Rappahannock Oyster Bar
In the market for a getaway on the half-shell
By Tom Sietsema
Wednesday, October 10, 2012
It’s noon on a Sunday and San Francisco is on my mind as I anticipate a platter of oysters and a glass of muscadet at the counter of the Rappahannock Oyster Bar in the open and light-filled Union Market in Northeast. Oysters and wine are how I always try to launch my visits to the Bay Area, and one of my favorite places to splurge on the pairing there is at the Ferry Building and Farmers Market, home to the gleaming Hog Island Oyster Co.
Travis Croxton is pleased to hear this. The owner of the oyster bar in Washington’s freshly minted food attraction near Gallaudet University says he based his seafood joint on what he, too, saw in San Francisco. And when he got a call from Richard Brandenburg, director of culinary strategy for developer Edens, to participate in Union Market, Croxton already knew the anchor he wanted Rappahannock Oyster Bar to be.
It lacks a sea breeze, but Croxton’s 20-seat bar, flanked by a communal table and patio seating, nevertheless brims with lures: live scallops, meaty chowder, lush tuna tartare ignited with lime and chili pepper, and drinks dreamed up by a former mixer at the top-drawer Columbia Room, JP Fetherston.
The cocktails don’t have names. “We let the ingredients do the talking,” explains Croxton, who co-owns the counter -- an extension of Rappahannock River Oysters in Topping, Va. -- with his cousin Ryan. The philosophy entends to the impressive crab cake, which is bound with a suggestion of mayonnaise and a dash of hot sauce. The key to the dish: “Don’t overthink it,” says Croxton.
Watching over the tiny open kitchen for the moment is Dylan Fultineer. A veteran of the esteemed Hungry Cat in Santa Barbara, Calif., and Blackbird in Chicago, Fultineer is helping out until he starts cooking at the soon-to-open Rappahannock, a 3,000-square-foot restaurant in Richmond and another venture by the Croxton cousins.
The regular selection of raw oysters ($2 each) includes Rappahannocks, which Travis Croxton likes for the river oyster’s buttery quality, and Old Salts, pleasing for their briny notes. Down the road, the restaurateur anticipates offering “guest oysters” from elsewhere in the country.

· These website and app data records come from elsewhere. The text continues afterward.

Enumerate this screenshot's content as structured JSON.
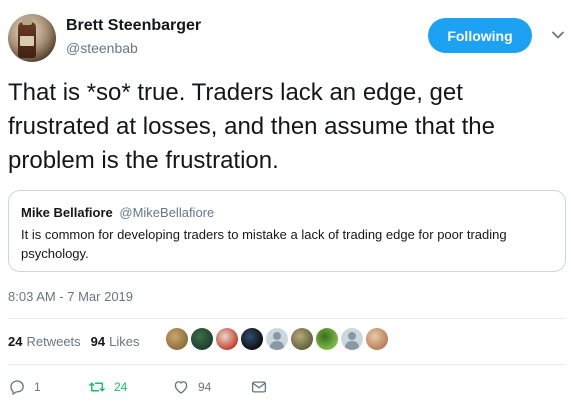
{
  "author": {
    "name": "Brett Steenbarger",
    "handle": "@steenbab"
  },
  "follow_button": {
    "label": "Following"
  },
  "tweet": {
    "text": "That is *so* true.  Traders lack an edge, get frustrated at losses, and then assume that the problem is the frustration."
  },
  "quoted_tweet": {
    "name": "Mike Bellafiore",
    "handle": "@MikeBellafiore",
    "text": "It is common for developing traders to mistake a lack of trading edge for poor trading psychology."
  },
  "timestamp": "8:03 AM - 7 Mar 2019",
  "stats": {
    "retweets_count": "24",
    "retweets_label": "Retweets",
    "likes_count": "94",
    "likes_label": "Likes"
  },
  "likers": [
    {
      "colors": [
        "#8a6a3c",
        "#c9a66b"
      ]
    },
    {
      "colors": [
        "#1b3b2a",
        "#3c6f4a"
      ]
    },
    {
      "colors": [
        "#c0392b",
        "#e8d6c8"
      ]
    },
    {
      "colors": [
        "#0b0b0b",
        "#2f4f6f"
      ]
    },
    {
      "colors": [
        "#ccd6dd",
        "#8899a6"
      ],
      "default": true
    },
    {
      "colors": [
        "#5c5e3b",
        "#b7a97a"
      ]
    },
    {
      "colors": [
        "#7fbf4d",
        "#3d6e1e"
      ]
    },
    {
      "colors": [
        "#ccd6dd",
        "#8899a6"
      ],
      "default": true
    },
    {
      "colors": [
        "#b57b56",
        "#e8c9a8"
      ]
    }
  ],
  "actions": {
    "reply_count": "1",
    "retweet_count": "24",
    "like_count": "94"
  },
  "colors": {
    "accent": "#1da1f2",
    "retweet": "#17bf63",
    "secondary_text": "#657786"
  },
  "icons": {
    "caret": "chevron-down-icon",
    "reply": "reply-icon",
    "retweet": "retweet-icon",
    "like": "heart-icon",
    "dm": "envelope-icon"
  }
}
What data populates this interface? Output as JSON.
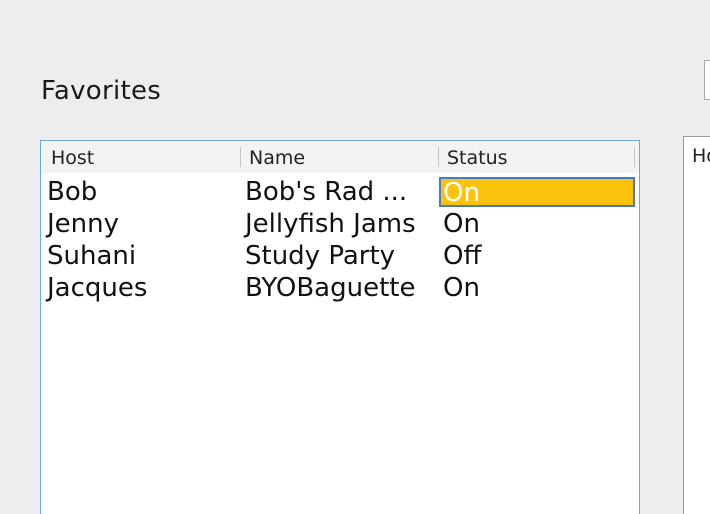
{
  "favorites": {
    "title": "Favorites",
    "columns": [
      "Host",
      "Name",
      "Status"
    ],
    "rows": [
      {
        "host": "Bob",
        "name": "Bob's Rad ...",
        "status": "On",
        "selected": true
      },
      {
        "host": "Jenny",
        "name": "Jellyfish Jams",
        "status": "On",
        "selected": false
      },
      {
        "host": "Suhani",
        "name": "Study Party",
        "status": "Off",
        "selected": false
      },
      {
        "host": "Jacques",
        "name": "BYOBaguette",
        "status": "On",
        "selected": false
      }
    ]
  },
  "right_panel": {
    "header_partial": "Ho"
  },
  "colors": {
    "selection_fill": "#fdc20c",
    "selection_border": "#4a7bc0",
    "focus_border": "#6ea6e0",
    "background": "#ededed"
  }
}
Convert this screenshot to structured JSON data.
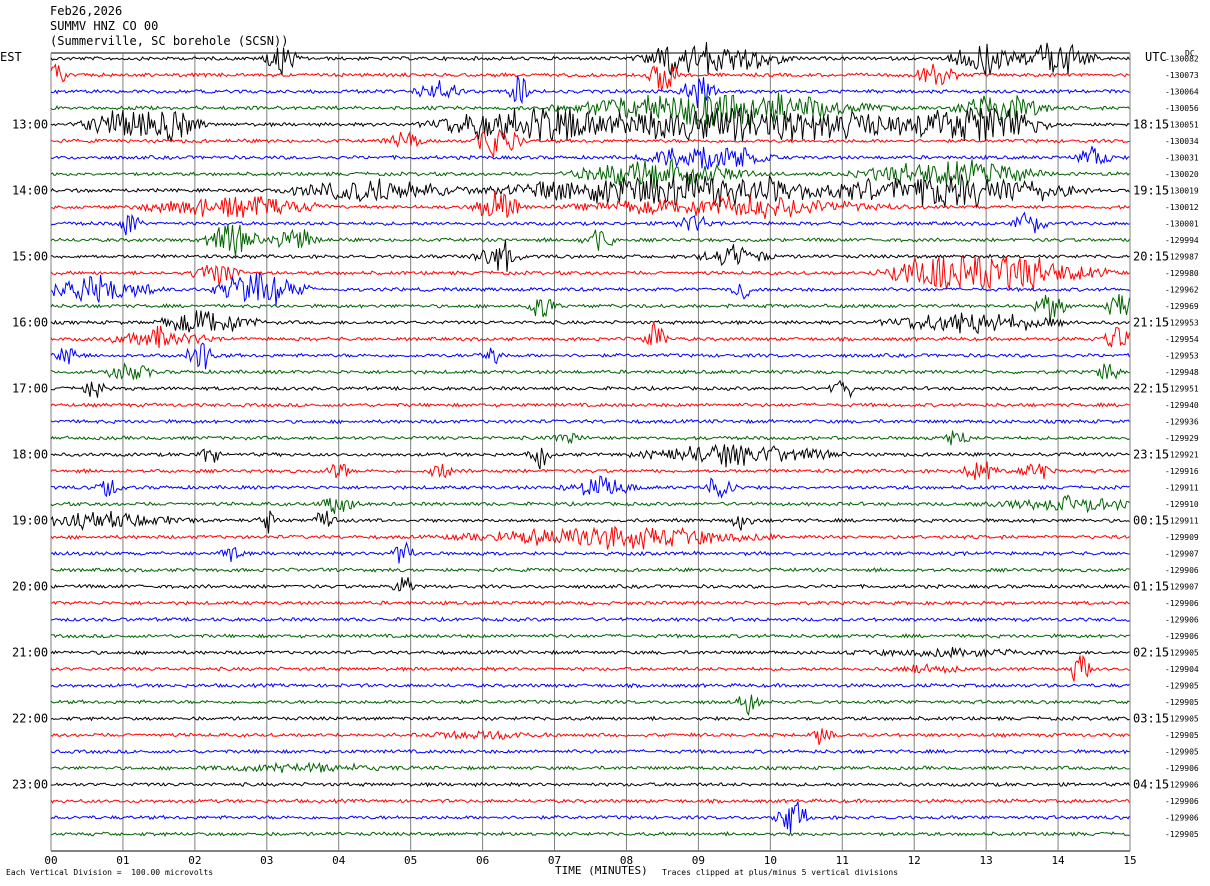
{
  "header": {
    "date": "Feb26,2026",
    "station": "SUMMV HNZ CO 00",
    "location": "(Summerville, SC borehole (SCSN))"
  },
  "left_timezone": "EST",
  "right_timezone": "UTC",
  "unit_mark": "DC",
  "footer": {
    "scale_note": "Each Vertical Division =  100.00 microvolts",
    "clip_note": "Traces clipped at plus/minus 5 vertical divisions"
  },
  "colors": {
    "trace_cycle": [
      "#000000",
      "#ff0000",
      "#0000ff",
      "#006400"
    ],
    "grid": "#7f7f7f"
  },
  "chart_data": {
    "type": "line",
    "title": "",
    "xlabel": "TIME (MINUTES)",
    "ylabel": "",
    "xlim": [
      0,
      15
    ],
    "x_ticks": [
      "00",
      "01",
      "02",
      "03",
      "04",
      "05",
      "06",
      "07",
      "08",
      "09",
      "10",
      "11",
      "12",
      "13",
      "14",
      "15"
    ],
    "left_hour_labels": [
      "13:00",
      "14:00",
      "15:00",
      "16:00",
      "17:00",
      "18:00",
      "19:00",
      "20:00",
      "21:00",
      "22:00",
      "23:00"
    ],
    "right_hour_labels": [
      "18:15",
      "19:15",
      "20:15",
      "21:15",
      "22:15",
      "23:15",
      "00:15",
      "01:15",
      "02:15",
      "03:15",
      "04:15"
    ],
    "trace_dc_offsets": [
      "-130082",
      "-130073",
      "-130064",
      "-130056",
      "-130051",
      "-130034",
      "-130031",
      "-130020",
      "-130019",
      "-130012",
      "-130001",
      "-129994",
      "-129987",
      "-129980",
      "-129962",
      "-129969",
      "-129953",
      "-129954",
      "-129953",
      "-129948",
      "-129951",
      "-129940",
      "-129936",
      "-129929",
      "-129921",
      "-129916",
      "-129911",
      "-129910",
      "-129911",
      "-129909",
      "-129907",
      "-129906",
      "-129907",
      "-129906",
      "-129906",
      "-129906",
      "-129905",
      "-129904",
      "-129905",
      "-129905",
      "-129905",
      "-129905",
      "-129905",
      "-129906",
      "-129906",
      "-129906",
      "-129906",
      "-129905"
    ],
    "events": [
      {
        "trace": 0,
        "t": 3.2,
        "amp": 4,
        "w": 0.3
      },
      {
        "trace": 0,
        "t": 8.55,
        "amp": 5,
        "w": 0.2
      },
      {
        "trace": 0,
        "t": 9.2,
        "amp": 5,
        "w": 1.2
      },
      {
        "trace": 0,
        "t": 13.0,
        "amp": 5,
        "w": 0.6
      },
      {
        "trace": 0,
        "t": 14.0,
        "amp": 5,
        "w": 0.6
      },
      {
        "trace": 1,
        "t": 0.1,
        "amp": 3,
        "w": 0.2
      },
      {
        "trace": 1,
        "t": 8.5,
        "amp": 5,
        "w": 0.3
      },
      {
        "trace": 1,
        "t": 12.3,
        "amp": 3,
        "w": 0.4
      },
      {
        "trace": 2,
        "t": 5.4,
        "amp": 3,
        "w": 0.4
      },
      {
        "trace": 2,
        "t": 6.5,
        "amp": 4,
        "w": 0.2
      },
      {
        "trace": 2,
        "t": 9.0,
        "amp": 4,
        "w": 0.3
      },
      {
        "trace": 3,
        "t": 9.3,
        "amp": 5,
        "w": 2.5
      },
      {
        "trace": 3,
        "t": 13.2,
        "amp": 4,
        "w": 0.8
      },
      {
        "trace": 4,
        "t": 1.0,
        "amp": 4,
        "w": 0.8
      },
      {
        "trace": 4,
        "t": 1.7,
        "amp": 5,
        "w": 0.5
      },
      {
        "trace": 4,
        "t": 6.5,
        "amp": 5,
        "w": 1.5
      },
      {
        "trace": 4,
        "t": 9.8,
        "amp": 5,
        "w": 4.0
      },
      {
        "trace": 4,
        "t": 13.0,
        "amp": 5,
        "w": 1.0
      },
      {
        "trace": 5,
        "t": 6.2,
        "amp": 5,
        "w": 0.4
      },
      {
        "trace": 5,
        "t": 4.9,
        "amp": 3,
        "w": 0.3
      },
      {
        "trace": 6,
        "t": 9.1,
        "amp": 5,
        "w": 1.0
      },
      {
        "trace": 6,
        "t": 14.5,
        "amp": 3,
        "w": 0.3
      },
      {
        "trace": 7,
        "t": 8.5,
        "amp": 4,
        "w": 1.5
      },
      {
        "trace": 7,
        "t": 12.5,
        "amp": 4,
        "w": 1.5
      },
      {
        "trace": 8,
        "t": 4.5,
        "amp": 3,
        "w": 1.5
      },
      {
        "trace": 8,
        "t": 8.7,
        "amp": 5,
        "w": 3.0
      },
      {
        "trace": 8,
        "t": 12.6,
        "amp": 5,
        "w": 2.0
      },
      {
        "trace": 9,
        "t": 2.5,
        "amp": 3,
        "w": 1.5
      },
      {
        "trace": 9,
        "t": 6.2,
        "amp": 5,
        "w": 0.4
      },
      {
        "trace": 9,
        "t": 9.5,
        "amp": 3,
        "w": 2.5
      },
      {
        "trace": 10,
        "t": 1.1,
        "amp": 4,
        "w": 0.2
      },
      {
        "trace": 10,
        "t": 8.9,
        "amp": 3,
        "w": 0.3
      },
      {
        "trace": 10,
        "t": 13.6,
        "amp": 4,
        "w": 0.3
      },
      {
        "trace": 11,
        "t": 2.5,
        "amp": 4,
        "w": 0.5
      },
      {
        "trace": 11,
        "t": 3.4,
        "amp": 3,
        "w": 0.4
      },
      {
        "trace": 11,
        "t": 7.6,
        "amp": 3,
        "w": 0.3
      },
      {
        "trace": 12,
        "t": 6.2,
        "amp": 5,
        "w": 0.4
      },
      {
        "trace": 12,
        "t": 9.5,
        "amp": 3,
        "w": 0.6
      },
      {
        "trace": 13,
        "t": 2.3,
        "amp": 4,
        "w": 0.4
      },
      {
        "trace": 13,
        "t": 12.2,
        "amp": 4,
        "w": 0.8
      },
      {
        "trace": 13,
        "t": 13.3,
        "amp": 5,
        "w": 1.6
      },
      {
        "trace": 14,
        "t": 0.6,
        "amp": 4,
        "w": 1.0
      },
      {
        "trace": 14,
        "t": 2.9,
        "amp": 5,
        "w": 0.8
      },
      {
        "trace": 14,
        "t": 9.6,
        "amp": 3,
        "w": 0.2
      },
      {
        "trace": 15,
        "t": 6.8,
        "amp": 3,
        "w": 0.3
      },
      {
        "trace": 15,
        "t": 13.9,
        "amp": 4,
        "w": 0.3
      },
      {
        "trace": 15,
        "t": 14.9,
        "amp": 4,
        "w": 0.3
      },
      {
        "trace": 16,
        "t": 2.2,
        "amp": 4,
        "w": 0.8
      },
      {
        "trace": 16,
        "t": 12.8,
        "amp": 3,
        "w": 1.5
      },
      {
        "trace": 17,
        "t": 1.5,
        "amp": 3,
        "w": 0.8
      },
      {
        "trace": 17,
        "t": 8.4,
        "amp": 4,
        "w": 0.2
      },
      {
        "trace": 17,
        "t": 14.8,
        "amp": 3,
        "w": 0.3
      },
      {
        "trace": 18,
        "t": 0.2,
        "amp": 4,
        "w": 0.2
      },
      {
        "trace": 18,
        "t": 2.1,
        "amp": 4,
        "w": 0.3
      },
      {
        "trace": 18,
        "t": 6.1,
        "amp": 4,
        "w": 0.2
      },
      {
        "trace": 19,
        "t": 1.1,
        "amp": 3,
        "w": 0.4
      },
      {
        "trace": 19,
        "t": 14.7,
        "amp": 3,
        "w": 0.2
      },
      {
        "trace": 20,
        "t": 0.6,
        "amp": 3,
        "w": 0.2
      },
      {
        "trace": 20,
        "t": 11.0,
        "amp": 4,
        "w": 0.2
      },
      {
        "trace": 23,
        "t": 7.2,
        "amp": 2,
        "w": 0.3
      },
      {
        "trace": 23,
        "t": 12.6,
        "amp": 3,
        "w": 0.2
      },
      {
        "trace": 24,
        "t": 2.2,
        "amp": 3,
        "w": 0.2
      },
      {
        "trace": 24,
        "t": 6.8,
        "amp": 3,
        "w": 0.2
      },
      {
        "trace": 24,
        "t": 9.5,
        "amp": 3,
        "w": 1.6
      },
      {
        "trace": 25,
        "t": 4.0,
        "amp": 3,
        "w": 0.2
      },
      {
        "trace": 25,
        "t": 5.4,
        "amp": 3,
        "w": 0.2
      },
      {
        "trace": 25,
        "t": 12.9,
        "amp": 4,
        "w": 0.3
      },
      {
        "trace": 25,
        "t": 13.7,
        "amp": 3,
        "w": 0.3
      },
      {
        "trace": 26,
        "t": 0.8,
        "amp": 3,
        "w": 0.2
      },
      {
        "trace": 26,
        "t": 7.6,
        "amp": 3,
        "w": 0.6
      },
      {
        "trace": 26,
        "t": 9.3,
        "amp": 3,
        "w": 0.3
      },
      {
        "trace": 27,
        "t": 4.0,
        "amp": 3,
        "w": 0.3
      },
      {
        "trace": 27,
        "t": 14.3,
        "amp": 2,
        "w": 1.5
      },
      {
        "trace": 28,
        "t": 0.7,
        "amp": 2,
        "w": 1.4
      },
      {
        "trace": 28,
        "t": 3.0,
        "amp": 3,
        "w": 0.2
      },
      {
        "trace": 28,
        "t": 3.8,
        "amp": 3,
        "w": 0.2
      },
      {
        "trace": 28,
        "t": 9.6,
        "amp": 3,
        "w": 0.2
      },
      {
        "trace": 29,
        "t": 7.8,
        "amp": 3,
        "w": 2.5
      },
      {
        "trace": 30,
        "t": 2.5,
        "amp": 3,
        "w": 0.2
      },
      {
        "trace": 30,
        "t": 4.9,
        "amp": 4,
        "w": 0.2
      },
      {
        "trace": 32,
        "t": 4.9,
        "amp": 3,
        "w": 0.2
      },
      {
        "trace": 36,
        "t": 12.5,
        "amp": 1,
        "w": 1.5
      },
      {
        "trace": 37,
        "t": 12.2,
        "amp": 1,
        "w": 0.6
      },
      {
        "trace": 37,
        "t": 14.3,
        "amp": 4,
        "w": 0.2
      },
      {
        "trace": 39,
        "t": 9.7,
        "amp": 3,
        "w": 0.2
      },
      {
        "trace": 41,
        "t": 6.0,
        "amp": 1,
        "w": 1.0
      },
      {
        "trace": 41,
        "t": 10.7,
        "amp": 3,
        "w": 0.2
      },
      {
        "trace": 43,
        "t": 3.5,
        "amp": 1,
        "w": 1.5
      },
      {
        "trace": 46,
        "t": 10.3,
        "amp": 5,
        "w": 0.3
      }
    ]
  }
}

My plate of bivales is icy and fresh, but every oyster includes a speck of (horror!) grit. I look up and notice the shucker isn’t cleaning his knife between maneuvers. San Francisco briefly retreats until the rest of my seafood shows up.